[Task prompt] The task calls for each line of the records below in which the word "this" appears.

[Material supplied]

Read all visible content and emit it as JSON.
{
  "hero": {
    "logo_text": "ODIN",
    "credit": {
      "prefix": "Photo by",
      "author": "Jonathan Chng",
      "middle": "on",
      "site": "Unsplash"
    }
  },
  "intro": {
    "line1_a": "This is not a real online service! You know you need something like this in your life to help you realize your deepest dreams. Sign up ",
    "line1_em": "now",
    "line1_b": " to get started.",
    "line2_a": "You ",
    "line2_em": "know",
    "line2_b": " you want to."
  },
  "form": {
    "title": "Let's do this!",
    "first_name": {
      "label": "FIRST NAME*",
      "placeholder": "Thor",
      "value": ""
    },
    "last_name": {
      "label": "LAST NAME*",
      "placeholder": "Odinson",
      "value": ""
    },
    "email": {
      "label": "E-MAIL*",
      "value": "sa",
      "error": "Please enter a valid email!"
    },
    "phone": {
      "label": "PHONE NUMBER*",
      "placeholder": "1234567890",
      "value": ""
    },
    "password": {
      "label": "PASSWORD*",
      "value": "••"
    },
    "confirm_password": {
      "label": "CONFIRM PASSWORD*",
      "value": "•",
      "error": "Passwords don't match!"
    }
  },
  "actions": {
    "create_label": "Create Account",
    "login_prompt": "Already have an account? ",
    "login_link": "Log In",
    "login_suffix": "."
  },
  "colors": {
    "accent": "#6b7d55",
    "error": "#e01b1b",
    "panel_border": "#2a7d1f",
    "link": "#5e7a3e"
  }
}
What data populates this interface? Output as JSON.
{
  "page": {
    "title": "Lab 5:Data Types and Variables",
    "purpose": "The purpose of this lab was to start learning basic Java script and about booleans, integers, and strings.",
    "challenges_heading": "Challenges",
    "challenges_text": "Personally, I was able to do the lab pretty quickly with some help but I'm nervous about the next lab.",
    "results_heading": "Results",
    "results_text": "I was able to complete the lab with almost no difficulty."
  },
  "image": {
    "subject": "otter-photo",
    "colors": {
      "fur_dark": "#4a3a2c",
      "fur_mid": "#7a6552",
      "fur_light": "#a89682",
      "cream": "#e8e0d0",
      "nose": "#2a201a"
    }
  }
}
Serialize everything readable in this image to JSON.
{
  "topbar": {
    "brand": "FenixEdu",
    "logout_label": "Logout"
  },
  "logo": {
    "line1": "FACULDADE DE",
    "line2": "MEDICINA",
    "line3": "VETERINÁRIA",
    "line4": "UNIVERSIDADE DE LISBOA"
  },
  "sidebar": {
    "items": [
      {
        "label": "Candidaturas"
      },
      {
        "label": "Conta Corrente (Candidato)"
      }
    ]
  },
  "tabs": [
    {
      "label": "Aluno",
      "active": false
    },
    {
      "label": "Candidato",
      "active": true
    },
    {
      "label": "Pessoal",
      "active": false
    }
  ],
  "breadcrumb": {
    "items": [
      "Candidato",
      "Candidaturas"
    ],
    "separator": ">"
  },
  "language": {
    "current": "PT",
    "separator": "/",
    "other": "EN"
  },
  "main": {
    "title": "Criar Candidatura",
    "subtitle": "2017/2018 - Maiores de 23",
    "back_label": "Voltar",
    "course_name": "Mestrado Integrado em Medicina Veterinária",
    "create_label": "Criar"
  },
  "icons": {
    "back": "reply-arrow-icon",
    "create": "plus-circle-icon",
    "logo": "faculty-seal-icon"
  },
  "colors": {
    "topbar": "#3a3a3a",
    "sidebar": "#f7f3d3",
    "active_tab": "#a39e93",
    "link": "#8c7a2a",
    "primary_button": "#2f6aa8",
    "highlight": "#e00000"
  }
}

[Response box]
    "line1_a": "This is not a real online service! You know you need something like this in your life to help you realize your deepest dreams. Sign up ",
    "title": "Let's do this!",
What data populates this interface? Output as JSON.
    "purpose": "The purpose of this lab was to start learning basic Java script and about booleans, integers, and strings.",
Serialize everything readable in this image to JSON.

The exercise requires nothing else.